Environmental Impact Assessment process for deep-sea mining in ‘the Area’

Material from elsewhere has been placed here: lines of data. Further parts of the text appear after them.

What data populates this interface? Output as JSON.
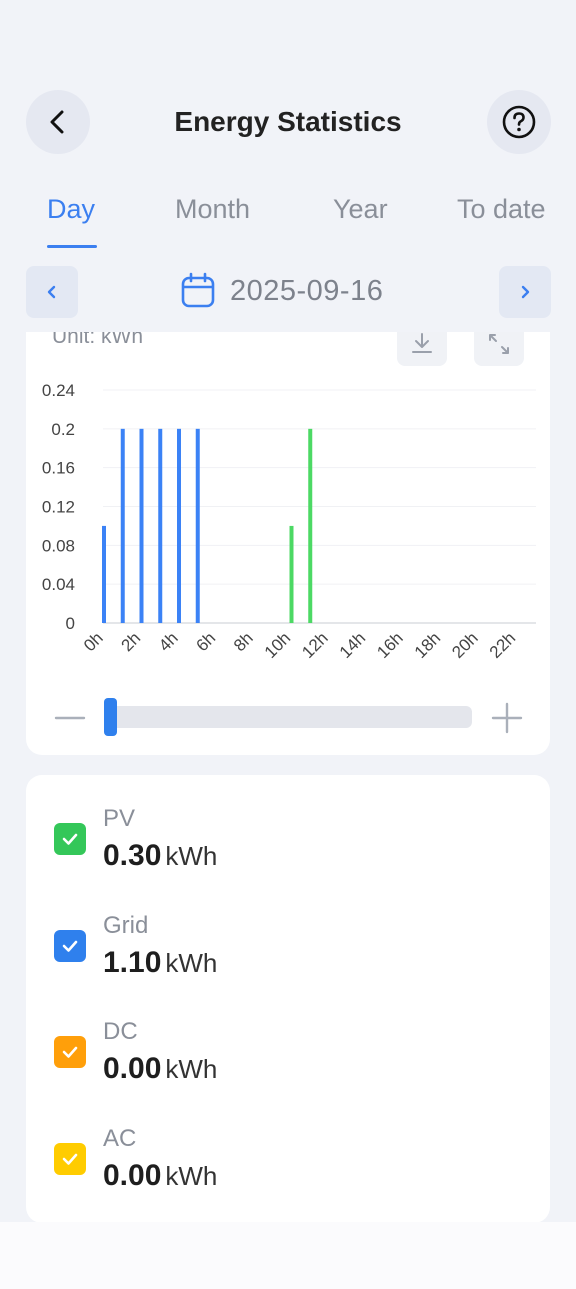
{
  "header": {
    "title": "Energy Statistics",
    "back_icon": "chevron-left-icon",
    "help_icon": "question-circle-icon"
  },
  "tabs": [
    {
      "label": "Day",
      "active": true
    },
    {
      "label": "Month",
      "active": false
    },
    {
      "label": "Year",
      "active": false
    },
    {
      "label": "To date",
      "active": false
    }
  ],
  "date_nav": {
    "date": "2025-09-16",
    "calendar_icon": "calendar-icon",
    "prev_icon": "chevron-left-icon",
    "next_icon": "chevron-right-icon"
  },
  "chart_toolbar": {
    "unit_label": "Unit: kWh",
    "download_icon": "download-icon",
    "fullscreen_icon": "expand-icon"
  },
  "chart_data": {
    "type": "bar",
    "x": [
      0,
      1,
      2,
      3,
      4,
      5,
      10,
      11
    ],
    "xticks": [
      "0h",
      "2h",
      "4h",
      "6h",
      "8h",
      "10h",
      "12h",
      "14h",
      "16h",
      "18h",
      "20h",
      "22h"
    ],
    "yticks": [
      "0",
      "0.04",
      "0.08",
      "0.12",
      "0.16",
      "0.2",
      "0.24"
    ],
    "ylim": [
      0,
      0.24
    ],
    "series": [
      {
        "color": "#3b82f6",
        "points": [
          [
            0,
            0.1
          ],
          [
            1,
            0.2
          ],
          [
            2,
            0.2
          ],
          [
            3,
            0.2
          ],
          [
            4,
            0.2
          ],
          [
            5,
            0.2
          ]
        ]
      },
      {
        "color": "#4cd964",
        "points": [
          [
            10,
            0.1
          ],
          [
            11,
            0.2
          ]
        ]
      }
    ],
    "grid": true
  },
  "zoom": {
    "minus_icon": "minus-icon",
    "plus_icon": "plus-icon",
    "slider_value": 0
  },
  "legend": [
    {
      "name": "PV",
      "value": "0.30",
      "unit": "kWh",
      "color": "#34c759",
      "checked": true
    },
    {
      "name": "Grid",
      "value": "1.10",
      "unit": "kWh",
      "color": "#2f80ed",
      "checked": true
    },
    {
      "name": "DC",
      "value": "0.00",
      "unit": "kWh",
      "color": "#ff9f0a",
      "checked": true
    },
    {
      "name": "AC",
      "value": "0.00",
      "unit": "kWh",
      "color": "#ffcc00",
      "checked": true
    }
  ]
}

AUTHORS: Jennifer M. Durden, Laura E. Lallier, Kevin Murphy, Aline Jaeckel, Kristina Gjerde, Daniel O.B. Jones ABSTRACT: Environmental Impact Assessment (EIA) is key to the robust environmental management of industrial projects; it is used to anticipate, assess and reduce environmental and social risks of a project. It is instrumental in project planning and execution, and often required for financing and regulatory approval to be granted. The International Seabed Authority currently requires an EIA for deep-sea mining (DSM) in areas beyond national jurisdiction (the Area), but the existing regulations present only a portion of a robust EIA process. This article presents an ideal EIA process for DSM, drawing upon the application of EIA from allied industries. It contains screening, scoping and assessment phases, along with the development of an environmental management plan. It also includes external review by experts, stakeholder consultation, and regulatory review. Lessons learned from application of EIA elsewhere are discussed in relation to DSM, including the integration of EIA into UK domestic law, and the reception of EIAs prepared for seabed ore extraction in the Exclusive Economic Zones of New Zealand and Papua New Guinea. Finally, four main challenges of implementing the EIA process to DSM in the Area are presented: 1) EIA process for DSM needs to incorporate mechanisms to address uncertainty; 2) detailed requirements for the EIA process phases should be made clear; 3) mechanisms are needed to ensure that the EIA influences decision making; and, 4) the EIA process requires substantial input and involvement from the regulator. Published in Elsevier, Marine Policy, Volume 87, January 2018, Pages 194-202. This article is published under the terms of the Creative Commons Attribution 4.0 International (CC BY 4.0).
12 Jul 2019